The rider must still be approved by a conference committee comprising both Senate and House members to reconcile the two versions of the budget, said a spokesman for Hinojosa.
Three senators raised objections to the provision, saying it was dangerously specific about a single vendor, and set a bad precedent.
But Hinojosa replied: “The reason we are so vendor-specific is because Microsoft has a monopoly on government PCs.”
Windows is used on more than 99 per cent of the 137,500 desktop and laptop PCs running in state agencies, according to a November 2008 survey by the Texas state comptroller.
State agencies also use 1,500 Macs.
Macs have an 11 per cent share of the 423,000 computers in use in the state’s public schools, according to the survey.

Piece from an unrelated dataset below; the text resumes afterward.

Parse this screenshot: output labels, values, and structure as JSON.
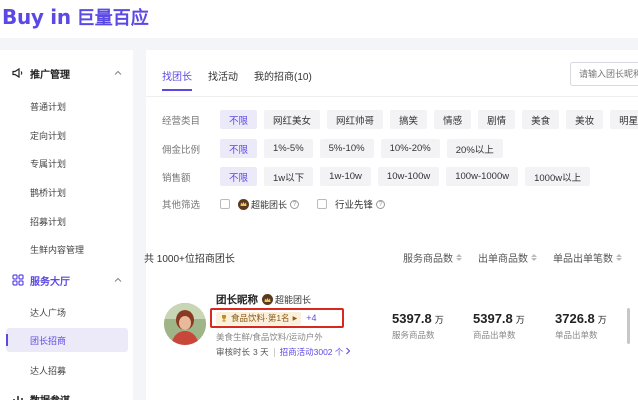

Schools, however, are exempt from Hinajosa’s rider.
Like many states, Texas faces budget problems. Moreover, it has had recent problems with major technology contracts.
In October, the state suspended an $863 million data centre outsourcing deal with a group of companies led by IBM after several agencies complained they had lost data because of poor backup procedures.
In December, the state and Accenture agreed to end an $899 million outsourcing deal. The state spent $243 million on the contract, which ended two years after it was begun.
In 2007, Microsoft was also targeted by a Texas bill that would have required state agencies to use software that was compliant with open document standards, such as the Open Document Format.
The state representative who created the bill admitted he became interested in the issue after talking with lobbyists from IBM.
The bill, like many others in states around the country, was eventually defeated, though Duncan said it is scheduled to be raised again by the same representative and by Hinojosa in upcoming House and Senate hearings.